** Opening Dataset content block **

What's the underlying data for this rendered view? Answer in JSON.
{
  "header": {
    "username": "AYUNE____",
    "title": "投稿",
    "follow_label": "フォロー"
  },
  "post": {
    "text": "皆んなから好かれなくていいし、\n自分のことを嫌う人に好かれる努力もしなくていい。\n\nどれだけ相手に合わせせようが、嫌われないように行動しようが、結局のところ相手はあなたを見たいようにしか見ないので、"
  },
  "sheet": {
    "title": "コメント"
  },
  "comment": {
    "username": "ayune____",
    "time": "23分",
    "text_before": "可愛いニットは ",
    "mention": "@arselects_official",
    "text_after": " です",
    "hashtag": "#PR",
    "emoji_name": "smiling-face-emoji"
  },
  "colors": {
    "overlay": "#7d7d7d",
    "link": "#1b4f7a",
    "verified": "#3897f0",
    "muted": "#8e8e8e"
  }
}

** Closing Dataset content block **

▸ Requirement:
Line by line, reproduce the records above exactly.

▸ Solution:
What's the underlying data for this rendered view? Answer in JSON.
{
  "header": {
    "username": "AYUNE____",
    "title": "投稿",
    "follow_label": "フォロー"
  },
  "post": {
    "text": "皆んなから好かれなくていいし、\n自分のことを嫌う人に好かれる努力もしなくていい。\n\nどれだけ相手に合わせせようが、嫌われないように行動しようが、結局のところ相手はあなたを見たいようにしか見ないので、"
  },
  "sheet": {
    "title": "コメント"
  },
  "comment": {
    "username": "ayune____",
    "time": "23分",
    "text_before": "可愛いニットは ",
    "mention": "@arselects_official",
    "text_after": " です",
    "hashtag": "#PR",
    "emoji_name": "smiling-face-emoji"
  },
  "colors": {
    "overlay": "#7d7d7d",
    "link": "#1b4f7a",
    "verified": "#3897f0",
    "muted": "#8e8e8e"
  }
}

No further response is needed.